Excerpts from an interface dataset |
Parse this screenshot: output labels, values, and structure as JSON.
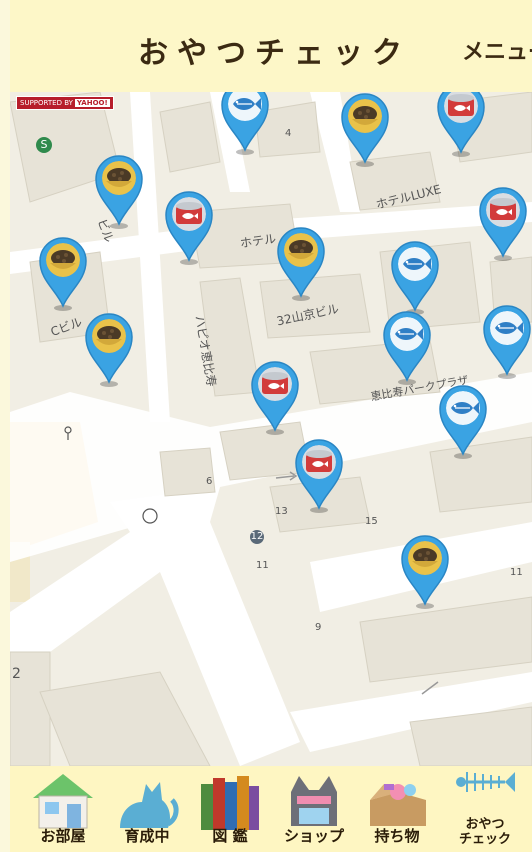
{
  "header": {
    "title": "おやつチェック",
    "menu_label": "メニュー"
  },
  "map": {
    "credit": "SUPPORTED BY",
    "credit_brand": "YAHOO!",
    "labels": [
      "Cビル",
      "ホテルLUXE",
      "32山京ビル",
      "ハピオ恵比寿",
      "恵比寿パークプラザ",
      "ホテル",
      "ビル",
      "2",
      "11",
      "9",
      "6",
      "13",
      "15",
      "4",
      "12",
      "P",
      "S"
    ],
    "pins": [
      {
        "type": "fish"
      },
      {
        "type": "bowl"
      },
      {
        "type": "can"
      },
      {
        "type": "bowl"
      },
      {
        "type": "can"
      },
      {
        "type": "can"
      },
      {
        "type": "bowl"
      },
      {
        "type": "bowl"
      },
      {
        "type": "fish"
      },
      {
        "type": "bowl"
      },
      {
        "type": "fish"
      },
      {
        "type": "fish"
      },
      {
        "type": "can"
      },
      {
        "type": "fish"
      },
      {
        "type": "can"
      },
      {
        "type": "bowl"
      }
    ]
  },
  "nav": {
    "items": [
      {
        "label": "お部屋",
        "icon": "house-icon"
      },
      {
        "label": "育成中",
        "icon": "cat-icon"
      },
      {
        "label": "図 鑑",
        "icon": "books-icon"
      },
      {
        "label": "ショップ",
        "icon": "shop-icon"
      },
      {
        "label": "持ち物",
        "icon": "box-icon"
      },
      {
        "label_line1": "おやつ",
        "label_line2": "チェック",
        "icon": "fishbone-icon"
      }
    ]
  },
  "colors": {
    "pin": "#3aa3e3",
    "header_bg": "#fdf7c8",
    "nav_bg": "#fef6c2",
    "map_bg": "#f2efe6"
  }
}
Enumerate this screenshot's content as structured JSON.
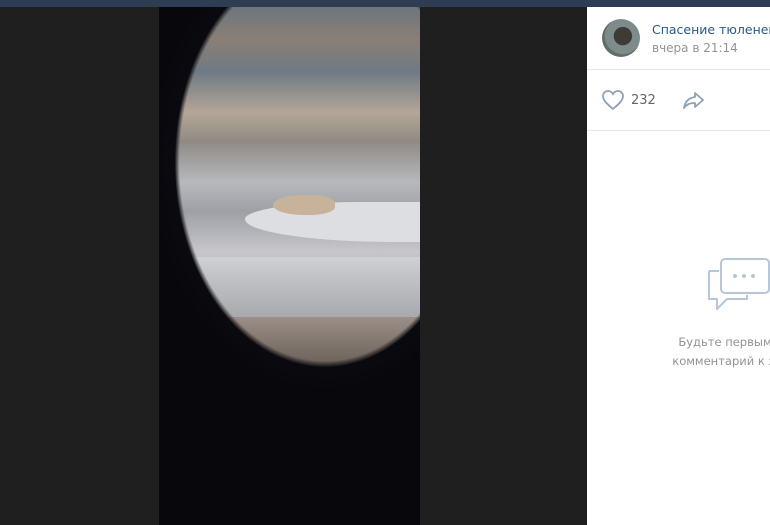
{
  "post": {
    "author": "Спасение тюленей",
    "date": "вчера в 21:14"
  },
  "actions": {
    "like_count": "232",
    "like_icon": "heart-icon",
    "share_icon": "share-arrow-icon"
  },
  "comments": {
    "empty_icon": "comments-bubble-icon",
    "empty_line1": "Будьте первым, кто",
    "empty_line2": "комментарий к этой з"
  },
  "colors": {
    "link": "#2a5885",
    "muted": "#939393",
    "viewer_bg": "#1d1d1d"
  }
}
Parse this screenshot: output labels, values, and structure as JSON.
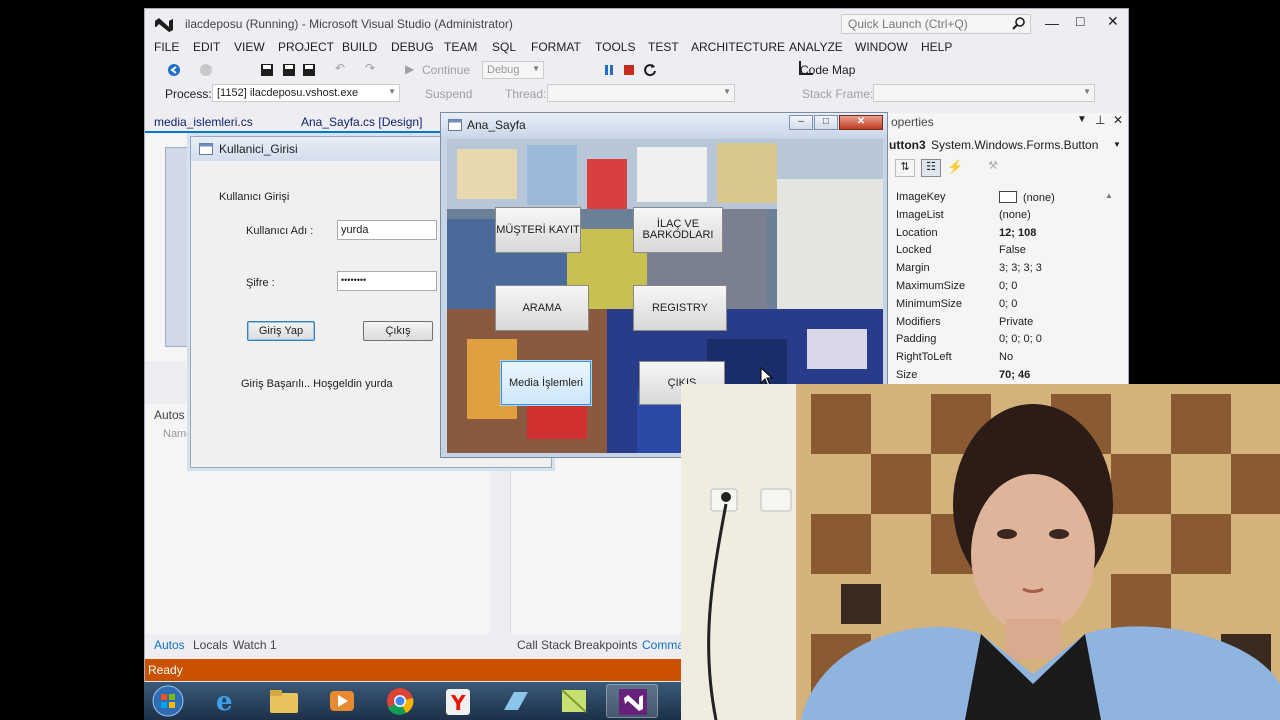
{
  "vs": {
    "title": "ilacdeposu (Running) - Microsoft Visual Studio (Administrator)",
    "quick_launch_placeholder": "Quick Launch (Ctrl+Q)",
    "menu": [
      "FILE",
      "EDIT",
      "VIEW",
      "PROJECT",
      "BUILD",
      "DEBUG",
      "TEAM",
      "SQL",
      "FORMAT",
      "TOOLS",
      "TEST",
      "ARCHITECTURE",
      "ANALYZE",
      "WINDOW",
      "HELP"
    ],
    "toolbar": {
      "continue_label": "Continue",
      "config_label": "Debug",
      "code_map_label": "Code Map",
      "process_label": "Process:",
      "process_value": "[1152] ilacdeposu.vshost.exe",
      "suspend_label": "Suspend",
      "thread_label": "Thread:",
      "stack_frame_label": "Stack Frame:"
    },
    "doc_tabs": [
      "media_islemleri.cs",
      "Ana_Sayfa.cs [Design]"
    ],
    "autos": {
      "title": "Autos",
      "name_col": "Name"
    },
    "bottom_tabs": [
      "Autos",
      "Locals",
      "Watch 1",
      "Call Stack",
      "Breakpoints",
      "Comma"
    ],
    "status": "Ready",
    "properties": {
      "title": "operties",
      "object": "utton3",
      "object_type": "System.Windows.Forms.Button",
      "rows": [
        {
          "name": "ImageKey",
          "value": "(none)",
          "swatch": true,
          "bold": false
        },
        {
          "name": "ImageList",
          "value": "(none)",
          "swatch": false,
          "bold": false
        },
        {
          "name": "Location",
          "value": "12; 108",
          "swatch": false,
          "bold": true
        },
        {
          "name": "Locked",
          "value": "False",
          "swatch": false,
          "bold": false
        },
        {
          "name": "Margin",
          "value": "3; 3; 3; 3",
          "swatch": false,
          "bold": false
        },
        {
          "name": "MaximumSize",
          "value": "0; 0",
          "swatch": false,
          "bold": false
        },
        {
          "name": "MinimumSize",
          "value": "0; 0",
          "swatch": false,
          "bold": false
        },
        {
          "name": "Modifiers",
          "value": "Private",
          "swatch": false,
          "bold": false
        },
        {
          "name": "Padding",
          "value": "0; 0; 0; 0",
          "swatch": false,
          "bold": false
        },
        {
          "name": "RightToLeft",
          "value": "No",
          "swatch": false,
          "bold": false
        },
        {
          "name": "Size",
          "value": "70; 46",
          "swatch": false,
          "bold": true
        }
      ]
    }
  },
  "login": {
    "title": "Kullanici_Girisi",
    "group_label": "Kullanıcı Girişi",
    "username_label": "Kullanıcı Adı :",
    "username_value": "yurda",
    "password_label": "Şifre :",
    "password_value": "••••••••",
    "login_button": "Giriş Yap",
    "exit_button": "Çıkış",
    "message": "Giriş Başarılı.. Hoşgeldin yurda"
  },
  "ana": {
    "title": "Ana_Sayfa",
    "buttons": {
      "musteri": "MÜŞTERİ KAYIT",
      "ilac_line1": "İLAÇ VE",
      "ilac_line2": "BARKODLARI",
      "arama": "ARAMA",
      "registry": "REGISTRY",
      "media": "Media İşlemleri",
      "cikis": "ÇIKIŞ"
    }
  },
  "colors": {
    "vs_accent": "#007acc",
    "status_bar": "#ca5100"
  },
  "icons": [
    "vs-logo-icon",
    "search-icon",
    "back-icon",
    "save-icon",
    "pause-icon",
    "stop-icon",
    "restart-icon",
    "close-icon",
    "form-icon",
    "cursor-icon"
  ]
}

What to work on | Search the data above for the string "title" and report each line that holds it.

Task solution |
    "title": "おやつチェック",
    "title": "ilacdeposu (Running) - Microsoft Visual Studio (Administrator)",
      "title": "Autos",
      "title": "operties",
    "title": "Kullanici_Girisi",
    "title": "Ana_Sayfa",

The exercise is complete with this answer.